Rondal Partridge is the last surviving member of the original all-star first team of 20th Century American photographers. You can learn much more about Ron at his website.
I first met him at his home several years ago, when Ron was in his early 80s. Since then he has published a terrific book full of quirky, idiosyncratic photos, and had several important exhibitions of his collected works.
He is light of step, quick of tongue, sharp of wit, and a whole load of fun to be with. Barbara and I ran into Rondal Partridge at a Tuesday Derby Street Farmer’s Market in Berkeley. Ron made wisecracks about my Fuji digital camera, and about color photos in general. We quickly became reacquainted, but he’s “way too busy” to make himself available for any personal schmoozing during our return visit next July.
Seeing is believing, and here’s a casual portrait of California’s spunky, dynamic octogenarian photographer.
A few days earlier we attended a delightful community youth theater performance in Petaluma, one hour north of San Francisco. Our young friend Nadia played the character of Ultraviolet in Cinnabar Young Repertory Theater’s original “Wonderville Wonders,” which was a blast from start to curtain call. In this photo, Ultraviolet is the cute one in the middle, just to your left of the actress in colorful red costume.
As an early birthday gift, Barbara surprised me with a scary and exciting half-day class three rapids raft trip down the North Fork of the American River, near Placerville, in Gold Rush country. Our first-rate guide, Danny, poses with Barbara in front of a stack of inflatable rafts from his employer, Tributary Whitewater Tours. Next year we’re aiming for the Middle Fork, with class four rapids. Wish us luck!
Architect Frank Lloyd designed the massive, strange Marin County Civic Center in San Rafael, late in his career. Steps take visitors up to a gallery deck with splendid views of the building and surrounding communities. Rising from one corner is this semi-Oriental tower, which can be seen for miles in every direction.
Our final California stop was back in Los Angeles, where pal Kurt took me on a gusty bicycle ride from his Palms neighborhood out to the Pacific Ocean. No smog that Sunday! Our route was along the channelized Ballona Creek, shown here curving behind me as I lift a bicycle over a barrier. The smile on my mug is genuine.
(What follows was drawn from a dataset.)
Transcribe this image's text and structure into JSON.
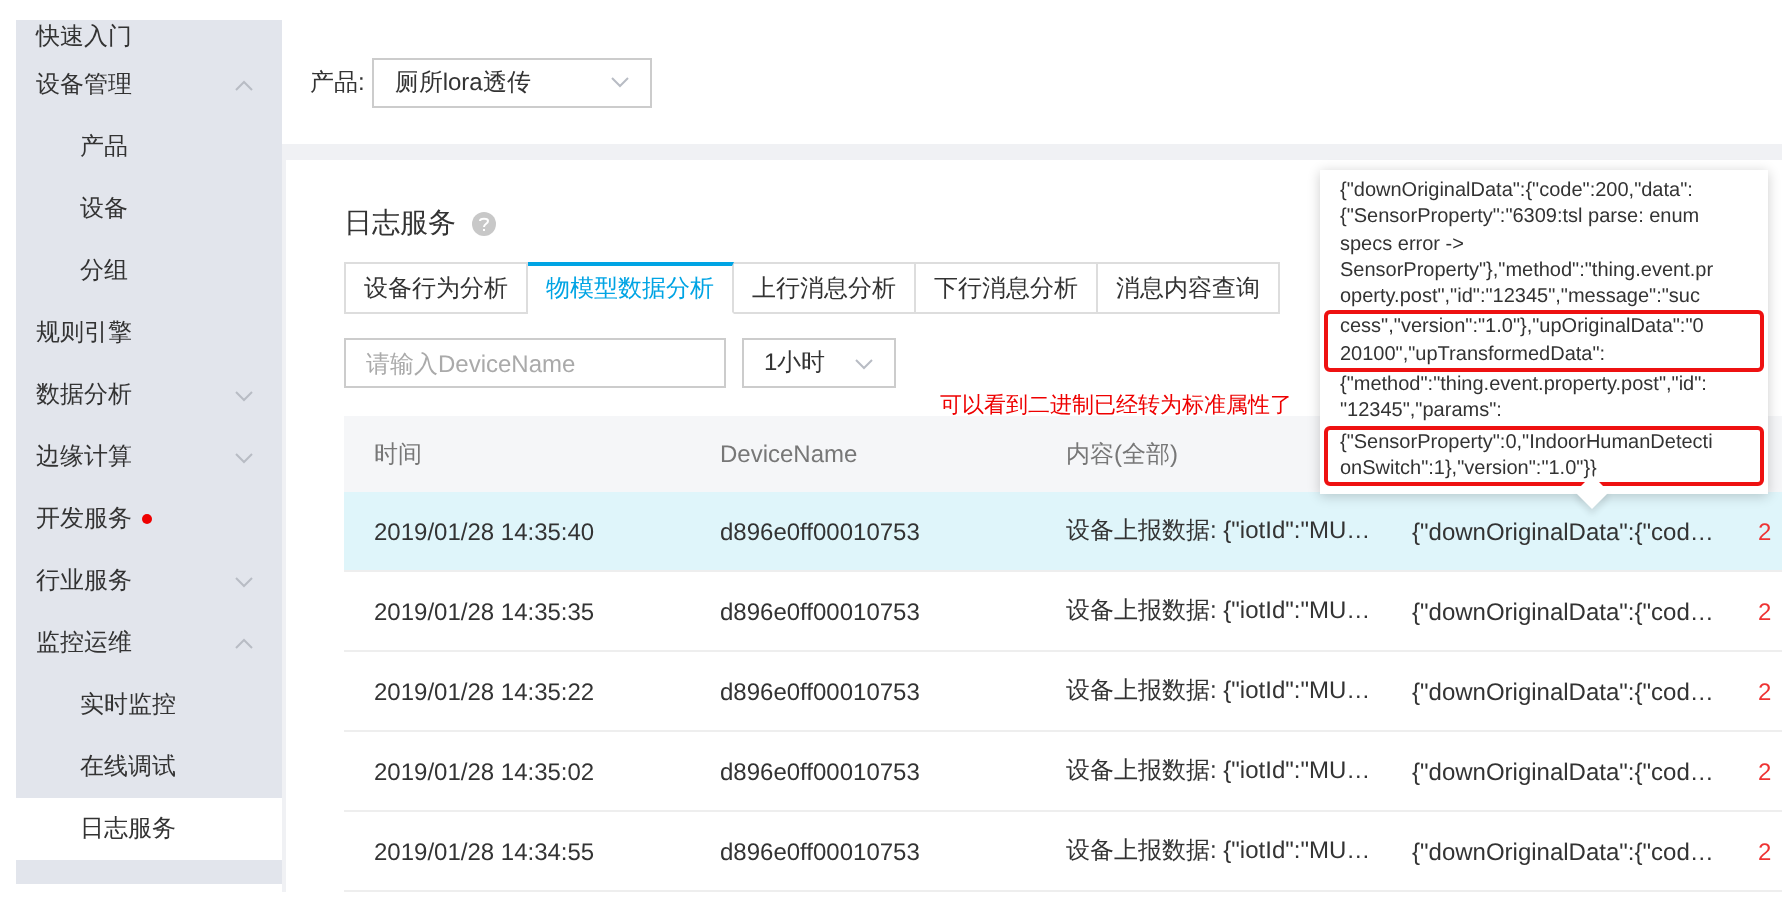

What will I remember about the Bay Area? From downtown San Francisco the Bay Bridge to Oakland and beyond looms massive and loud overhead and into the distance. Weather changes constantly, from bright and sunny to moody and foggy, then to something unexpected. CaliPhoto#2 featured the famous Golden Gate Bridge, so let’s give a farewell glance to its solid sibling, seen here from the Embarcadero near Ferry Plaza.
Thanks for coming along on our annual visit to California. The trip was great, and I appreciate your companionship.